So it’s not “true”, it’s any value. As far as I understand empty string would do too.
One can easily remove variable from environment, and check for existence is simple and unambiguous.
How environment variables should be used for boolean data instead of this? Or you mean that environment variables are not designed for boolean data?
It’s interesting how the HTTP protocol specifications are ignored by nearly everyone. I’ve never seen any 451, just 404.
Try browsing a US newspaper site from the EU. Many use 451 to passive-aggressively protest against GDPR requirements.
It was approved by the IESG on December 18, 2015. It was published as RFC 7725 in February 2016.
It’s pretty recent so I’m not surprised it’s not widely picked up yet.
Also, 404 isn’t wrong in these cases, 451 is just more specific. Usually telling “this thing is not there” is easier than also figuring out the reason why.

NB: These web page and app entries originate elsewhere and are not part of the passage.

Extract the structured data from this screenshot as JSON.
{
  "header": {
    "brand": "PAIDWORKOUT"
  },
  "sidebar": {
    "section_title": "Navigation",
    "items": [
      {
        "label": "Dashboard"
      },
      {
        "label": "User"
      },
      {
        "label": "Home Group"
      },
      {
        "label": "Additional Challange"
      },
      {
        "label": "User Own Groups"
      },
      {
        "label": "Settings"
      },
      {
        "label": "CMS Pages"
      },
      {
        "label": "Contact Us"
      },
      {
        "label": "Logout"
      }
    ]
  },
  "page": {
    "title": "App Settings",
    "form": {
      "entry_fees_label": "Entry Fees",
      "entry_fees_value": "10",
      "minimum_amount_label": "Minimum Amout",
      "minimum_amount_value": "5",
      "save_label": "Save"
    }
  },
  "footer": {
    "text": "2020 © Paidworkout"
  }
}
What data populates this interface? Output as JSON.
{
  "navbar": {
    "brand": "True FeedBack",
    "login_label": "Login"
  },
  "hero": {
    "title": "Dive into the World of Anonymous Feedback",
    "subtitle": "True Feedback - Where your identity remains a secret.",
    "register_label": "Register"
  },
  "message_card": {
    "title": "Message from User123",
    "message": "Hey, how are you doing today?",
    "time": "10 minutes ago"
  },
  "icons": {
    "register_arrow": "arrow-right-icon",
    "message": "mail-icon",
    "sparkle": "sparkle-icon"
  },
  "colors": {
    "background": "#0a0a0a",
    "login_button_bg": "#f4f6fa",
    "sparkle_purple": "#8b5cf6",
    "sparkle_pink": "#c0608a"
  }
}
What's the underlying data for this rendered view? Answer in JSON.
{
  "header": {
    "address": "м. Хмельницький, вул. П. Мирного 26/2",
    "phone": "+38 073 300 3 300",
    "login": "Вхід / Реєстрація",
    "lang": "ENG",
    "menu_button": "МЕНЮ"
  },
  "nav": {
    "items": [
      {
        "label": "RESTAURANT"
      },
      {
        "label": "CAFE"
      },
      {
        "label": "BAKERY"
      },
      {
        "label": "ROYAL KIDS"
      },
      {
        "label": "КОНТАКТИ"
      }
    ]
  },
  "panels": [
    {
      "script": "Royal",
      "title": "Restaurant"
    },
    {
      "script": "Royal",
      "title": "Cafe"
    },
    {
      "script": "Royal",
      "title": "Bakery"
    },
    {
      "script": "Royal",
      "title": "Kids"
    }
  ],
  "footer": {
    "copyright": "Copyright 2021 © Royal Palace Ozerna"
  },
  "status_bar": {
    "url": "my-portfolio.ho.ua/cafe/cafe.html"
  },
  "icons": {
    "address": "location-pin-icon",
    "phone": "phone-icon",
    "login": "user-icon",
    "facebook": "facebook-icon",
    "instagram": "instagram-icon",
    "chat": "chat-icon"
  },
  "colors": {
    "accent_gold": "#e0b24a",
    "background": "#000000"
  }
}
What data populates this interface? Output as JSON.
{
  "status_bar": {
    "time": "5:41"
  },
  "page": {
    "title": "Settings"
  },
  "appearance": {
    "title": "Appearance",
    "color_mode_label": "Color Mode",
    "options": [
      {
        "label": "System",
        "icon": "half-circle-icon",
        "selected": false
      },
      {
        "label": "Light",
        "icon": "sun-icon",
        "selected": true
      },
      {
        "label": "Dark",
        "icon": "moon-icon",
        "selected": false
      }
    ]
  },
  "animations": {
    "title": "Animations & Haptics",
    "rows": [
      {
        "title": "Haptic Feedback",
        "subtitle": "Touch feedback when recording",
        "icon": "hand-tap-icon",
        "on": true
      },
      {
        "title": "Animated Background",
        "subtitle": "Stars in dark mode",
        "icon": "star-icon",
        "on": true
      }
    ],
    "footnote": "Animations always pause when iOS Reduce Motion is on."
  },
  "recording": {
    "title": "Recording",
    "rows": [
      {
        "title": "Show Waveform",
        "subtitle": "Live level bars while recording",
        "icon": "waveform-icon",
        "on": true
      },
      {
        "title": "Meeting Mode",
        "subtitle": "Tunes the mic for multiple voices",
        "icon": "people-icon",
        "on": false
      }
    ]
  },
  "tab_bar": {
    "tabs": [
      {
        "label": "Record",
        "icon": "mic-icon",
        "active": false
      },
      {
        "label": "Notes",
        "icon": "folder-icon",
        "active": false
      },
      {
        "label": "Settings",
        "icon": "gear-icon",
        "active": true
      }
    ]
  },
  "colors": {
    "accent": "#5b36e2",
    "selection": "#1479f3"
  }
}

What about the case when the resource is publically available, but not for the requester for legal reasons (e.g. being in a European country)? In that case, does the 404 status still make sense?
No, but I wasn’t thinking about that case, as parent mentioned 404 (I actually did, but quite a bit later after I wrote that comment). In absence of 451, 403 would be suitable in situation you mentioned, but 451 is much less ambiguous for these cases.
I’ve been running Yggdrasil on seven boxen for the past two months, and it’s been running flawlessly from what I can tell.
Yggdrasil is way easier to build than cjdns, and to peer with other nodes all you need is an IP address and a port number. You can literally have Yggdrasil up and running in less than half an hour. And Yggradrasil nodes on a LAN will auto-discover each other (like cjdns with the beacon activated).
I’ve been using it for a while, and I have to say, for alpha it’s really good at just working consistently well without any crashes and similar issues. At least for me, I’ve heard someone had crashes, though that was fixed, apparently.
Tunneling over tor, and even i2p works without problems (other than slowing things down, especially in case of i2p).
Totally unlike my experience with cjdns, which, when I tested it, consistently kept dying at least few times a day, and had other issues, like weird 2 process model and when I sigterm master it leaves child running (so not good for daemontools), no support for tcp (so any kind of tunneling required ugly hacks which didn’t work well), requirement of nodejs just to build it… Maybe my experience is outdated, as it’s been more than year now, but all of it just left bad taste. Oh yeah, this isn’t about cjdns.
Community is okay, developers are friendly and reasonable people, I’ve contributed some improvements for things I cared about, and they’ve been accepted.
Overall, my experience is largely positive.
ive been running Yggdrasil from the start, its freakishly stable for something only in alpha.
Developers are very organized and helpful and listen to users, documentation is also amazing.
They keep adding well thought out features.
There is a good community developing around with lots of little projects to boot.
If you have not tried it, i highly recommend and you can find the devs in irc, more info on their website.
This is what the network currently looks like as of this post:
It’s a royalty-free format with an open-source reference implementation, surprisingly.
Now the question is how it compares with other royalty-free formats that have been around longer (namely AVIF).
On lossless side, it looks better than other stuff for the most part, at least looking at https://docs.google.com/spreadsheets/d/1ju4q1WkaXT7WoxZINmQpf4ElgMD2VMlqeDN2DuZ6yJ8/ which isn’t very surprising considering that that part of JXL came from FLIF/FUIF research.
On lossy side, if given enough bitrate, it’s more accurate than AVIF, though filtering AVIF does really helps it in low bitrate scenarios. I wouldn’t say that comparision with that is entirely fair considering AVIF encoding time though. Also features aren’t the same (AVIF can only encode in YUV colorspace, no progressive decoding).